[Excerpts from an interface dataset]
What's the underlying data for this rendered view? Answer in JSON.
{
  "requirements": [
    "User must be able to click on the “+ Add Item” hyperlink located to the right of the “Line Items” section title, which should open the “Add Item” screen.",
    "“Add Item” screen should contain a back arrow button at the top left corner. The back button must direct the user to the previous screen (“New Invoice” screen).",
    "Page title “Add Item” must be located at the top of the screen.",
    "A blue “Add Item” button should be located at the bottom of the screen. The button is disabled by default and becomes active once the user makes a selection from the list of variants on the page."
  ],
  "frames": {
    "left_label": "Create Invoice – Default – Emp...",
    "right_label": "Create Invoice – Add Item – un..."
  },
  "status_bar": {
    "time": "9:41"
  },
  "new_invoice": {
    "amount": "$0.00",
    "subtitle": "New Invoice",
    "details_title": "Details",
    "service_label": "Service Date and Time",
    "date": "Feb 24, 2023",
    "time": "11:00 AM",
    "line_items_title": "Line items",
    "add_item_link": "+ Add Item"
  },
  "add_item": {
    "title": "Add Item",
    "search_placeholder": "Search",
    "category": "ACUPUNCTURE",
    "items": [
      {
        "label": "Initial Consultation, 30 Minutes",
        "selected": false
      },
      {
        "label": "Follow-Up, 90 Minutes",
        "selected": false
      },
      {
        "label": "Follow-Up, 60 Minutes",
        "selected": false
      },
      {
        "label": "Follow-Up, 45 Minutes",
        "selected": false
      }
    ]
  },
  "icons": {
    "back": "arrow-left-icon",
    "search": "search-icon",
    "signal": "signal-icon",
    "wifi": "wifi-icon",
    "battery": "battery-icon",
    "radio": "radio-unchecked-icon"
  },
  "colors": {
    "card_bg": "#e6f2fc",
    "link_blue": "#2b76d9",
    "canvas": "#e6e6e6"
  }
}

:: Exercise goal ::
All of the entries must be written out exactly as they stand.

:: Output for this task ::
What's the underlying data for this rendered view? Answer in JSON.
{
  "requirements": [
    "User must be able to click on the “+ Add Item” hyperlink located to the right of the “Line Items” section title, which should open the “Add Item” screen.",
    "“Add Item” screen should contain a back arrow button at the top left corner. The back button must direct the user to the previous screen (“New Invoice” screen).",
    "Page title “Add Item” must be located at the top of the screen.",
    "A blue “Add Item” button should be located at the bottom of the screen. The button is disabled by default and becomes active once the user makes a selection from the list of variants on the page."
  ],
  "frames": {
    "left_label": "Create Invoice – Default – Emp...",
    "right_label": "Create Invoice – Add Item – un..."
  },
  "status_bar": {
    "time": "9:41"
  },
  "new_invoice": {
    "amount": "$0.00",
    "subtitle": "New Invoice",
    "details_title": "Details",
    "service_label": "Service Date and Time",
    "date": "Feb 24, 2023",
    "time": "11:00 AM",
    "line_items_title": "Line items",
    "add_item_link": "+ Add Item"
  },
  "add_item": {
    "title": "Add Item",
    "search_placeholder": "Search",
    "category": "ACUPUNCTURE",
    "items": [
      {
        "label": "Initial Consultation, 30 Minutes",
        "selected": false
      },
      {
        "label": "Follow-Up, 90 Minutes",
        "selected": false
      },
      {
        "label": "Follow-Up, 60 Minutes",
        "selected": false
      },
      {
        "label": "Follow-Up, 45 Minutes",
        "selected": false
      }
    ]
  },
  "icons": {
    "back": "arrow-left-icon",
    "search": "search-icon",
    "signal": "signal-icon",
    "wifi": "wifi-icon",
    "battery": "battery-icon",
    "radio": "radio-unchecked-icon"
  },
  "colors": {
    "card_bg": "#e6f2fc",
    "link_blue": "#2b76d9",
    "canvas": "#e6e6e6"
  }
}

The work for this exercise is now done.